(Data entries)
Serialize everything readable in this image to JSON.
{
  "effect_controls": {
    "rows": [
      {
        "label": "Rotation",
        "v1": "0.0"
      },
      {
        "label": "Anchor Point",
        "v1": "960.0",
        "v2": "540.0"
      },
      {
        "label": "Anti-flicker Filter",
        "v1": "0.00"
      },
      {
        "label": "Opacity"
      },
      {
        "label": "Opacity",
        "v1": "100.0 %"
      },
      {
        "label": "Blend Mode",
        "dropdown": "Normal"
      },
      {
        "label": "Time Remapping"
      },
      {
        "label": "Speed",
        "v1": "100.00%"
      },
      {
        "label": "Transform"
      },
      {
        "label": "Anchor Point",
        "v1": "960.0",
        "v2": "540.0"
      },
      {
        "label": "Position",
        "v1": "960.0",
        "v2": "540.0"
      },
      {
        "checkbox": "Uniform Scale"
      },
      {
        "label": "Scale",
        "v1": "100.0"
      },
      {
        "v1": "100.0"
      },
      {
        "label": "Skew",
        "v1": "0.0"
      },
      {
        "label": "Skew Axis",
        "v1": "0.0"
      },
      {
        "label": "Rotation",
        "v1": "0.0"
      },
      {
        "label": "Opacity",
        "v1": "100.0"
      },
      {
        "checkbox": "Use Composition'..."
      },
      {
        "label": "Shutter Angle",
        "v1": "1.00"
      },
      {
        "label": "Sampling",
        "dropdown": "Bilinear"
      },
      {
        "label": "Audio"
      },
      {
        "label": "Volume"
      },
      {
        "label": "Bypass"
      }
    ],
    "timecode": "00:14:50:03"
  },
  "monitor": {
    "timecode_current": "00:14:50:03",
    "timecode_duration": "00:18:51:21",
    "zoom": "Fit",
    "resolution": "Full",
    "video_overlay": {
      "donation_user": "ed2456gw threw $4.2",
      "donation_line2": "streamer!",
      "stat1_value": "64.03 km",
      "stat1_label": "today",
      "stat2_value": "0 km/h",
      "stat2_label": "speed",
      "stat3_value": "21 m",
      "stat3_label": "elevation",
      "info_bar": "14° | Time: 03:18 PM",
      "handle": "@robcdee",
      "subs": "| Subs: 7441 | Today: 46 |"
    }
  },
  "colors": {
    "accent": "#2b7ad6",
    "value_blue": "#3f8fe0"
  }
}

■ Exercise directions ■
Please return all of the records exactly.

■ Exercise output ■
Serialize everything readable in this image to JSON.
{
  "effect_controls": {
    "rows": [
      {
        "label": "Rotation",
        "v1": "0.0"
      },
      {
        "label": "Anchor Point",
        "v1": "960.0",
        "v2": "540.0"
      },
      {
        "label": "Anti-flicker Filter",
        "v1": "0.00"
      },
      {
        "label": "Opacity"
      },
      {
        "label": "Opacity",
        "v1": "100.0 %"
      },
      {
        "label": "Blend Mode",
        "dropdown": "Normal"
      },
      {
        "label": "Time Remapping"
      },
      {
        "label": "Speed",
        "v1": "100.00%"
      },
      {
        "label": "Transform"
      },
      {
        "label": "Anchor Point",
        "v1": "960.0",
        "v2": "540.0"
      },
      {
        "label": "Position",
        "v1": "960.0",
        "v2": "540.0"
      },
      {
        "checkbox": "Uniform Scale"
      },
      {
        "label": "Scale",
        "v1": "100.0"
      },
      {
        "v1": "100.0"
      },
      {
        "label": "Skew",
        "v1": "0.0"
      },
      {
        "label": "Skew Axis",
        "v1": "0.0"
      },
      {
        "label": "Rotation",
        "v1": "0.0"
      },
      {
        "label": "Opacity",
        "v1": "100.0"
      },
      {
        "checkbox": "Use Composition'..."
      },
      {
        "label": "Shutter Angle",
        "v1": "1.00"
      },
      {
        "label": "Sampling",
        "dropdown": "Bilinear"
      },
      {
        "label": "Audio"
      },
      {
        "label": "Volume"
      },
      {
        "label": "Bypass"
      }
    ],
    "timecode": "00:14:50:03"
  },
  "monitor": {
    "timecode_current": "00:14:50:03",
    "timecode_duration": "00:18:51:21",
    "zoom": "Fit",
    "resolution": "Full",
    "video_overlay": {
      "donation_user": "ed2456gw threw $4.2",
      "donation_line2": "streamer!",
      "stat1_value": "64.03 km",
      "stat1_label": "today",
      "stat2_value": "0 km/h",
      "stat2_label": "speed",
      "stat3_value": "21 m",
      "stat3_label": "elevation",
      "info_bar": "14° | Time: 03:18 PM",
      "handle": "@robcdee",
      "subs": "| Subs: 7441 | Today: 46 |"
    }
  },
  "colors": {
    "accent": "#2b7ad6",
    "value_blue": "#3f8fe0"
  }
}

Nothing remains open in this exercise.